Tuesday, November 7, 2006

Gripped by Fear -- jcarolek

I was the second born in a family of six children. My sister was 14 months my elder and generally stood head and shoulders above me all my life. I was thankful for my four younger brothers, who were my slaves, audience, congregation, students, depending on my mood and theirs. At times I must wonder what my parents were thinking, leaving my sister “in charge” of us beginning at a very early age. As they went out the door to whatever important thing took them from the bedlam they had created in their bedroom, my father would always say,

“What Jeannie says, goes. If you don’t like it, do it and complain about it later.”

Well, as I have mentioned earlier, Jeannie was not fond

Saturday, November 4, 2006

And about my feet -- jcarolek

In my recent post I bemoaned the size of my forehead, which is gigantic. As I finished off that entry, it occurred to me that the other physical oddity which kept me from joining the ranks of the beautiful, and the popular, was the size of my feet.

Yes, indeedy….I had tiny ones. So you see, while I was blessed with the gift of a huge brain, evidenced by that gigantic forehead, I was unable to stand on my own two feet! Well, not really, but they were really small. Now I could have understood this had I come from small-footed parents,

Friday, November 3, 2006

And today I follow the sun -- jcarolek

On my morning walk I took my camera.
Fall is offering great beauty which I dare not miss.
Today my eye was caught by the elusive sun.
I could see him shining on the leaves, but where was he?
On my way back home, I saw his sparkle and caught his pinpoint of light.
As I drew closer to home, I saw him as he danced in the woods, ducking in and out of the trees,
so colorfully adorned in their fall leaves.
I felt his pull even as I watched him rise. And I followed.
And when at last, I topped the hill,
I saw that weak fall sun,
Had taken just a moment out of his busy day,
To bring light to my home.
Please, enjoy my sun, which I share with you.

Living up to my forehead -- jcarolek

Funny what our parents tell us to help us deal with the oddities with which we are afflicted. I was born cross-eyed, with severe vision problems. I had surgery at eight months old and began wearing glasses when I was 10 months old. I’ve worn glasses all my life. I’ve been called four-eyes, and other equally imaginative names.

I started talking at eight months old and had a lisp. I carried that lisp with me until I was 15 years old. Now, these “defects” might have been what most would consider

Wednesday, November 1, 2006

Back and Forth and a Path -- jcarolek

The first day of each month is a time I set aside for reflection and to look ahead at the possibilities.

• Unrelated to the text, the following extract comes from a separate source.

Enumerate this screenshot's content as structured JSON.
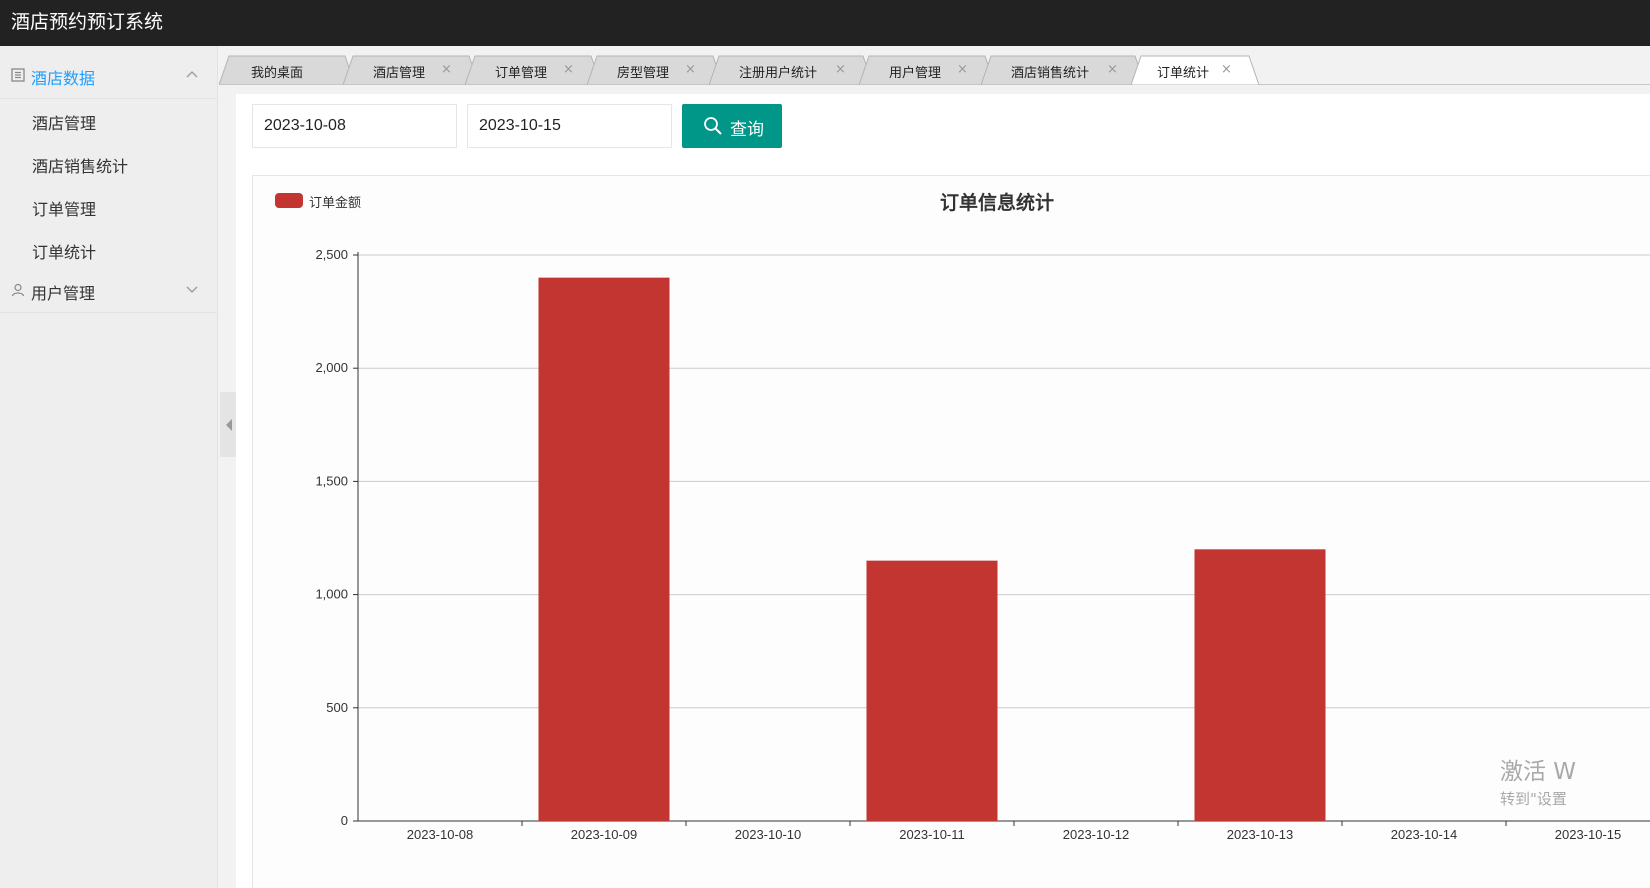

October was a full month. My best friend married and I was her matron of dubious honor. My loved one made baby steps back along the familiar path of recovery, though the steps this time are more carefully taken. My daughter successfully established her floral design business in Napa, CA. My son, with his girlfriend and his best friend from childhood successfully established their data archiving business,

A rubber, you say? -- jcarolek

When I was thirteen I returned to the United States, having lived for three years in Cheltenham, England. I brought with me my full blown British accent, acquired within a few short months of living in the ‘hood.

Naturally, at thirteen, I was desperate fit in with my peers, so I found it objectionable that my accent made me different. My brother Tim and I shared a desire to rid ourselves as quickly as humanly possible of the accent which had dubbed us both, “English Muffin” by our new

Sheep's Brains and Snails -- jcarolek

Now, on the subject of different words which, as a famous man once noted result in “two countries separated by a common language,” I can also attest to the fact that as a youngster, my new American friends were quite appalled when I spoke of some of my favorite dishes, served regularly in England for lunch at school.

Of particular note was a dish we called Faggots.
What, I hear you cry, could that possibly be?
Well, what it LOOKED like was meatballs in gravy.
What we were TOLD it was, was SHEEP’S BRAINS……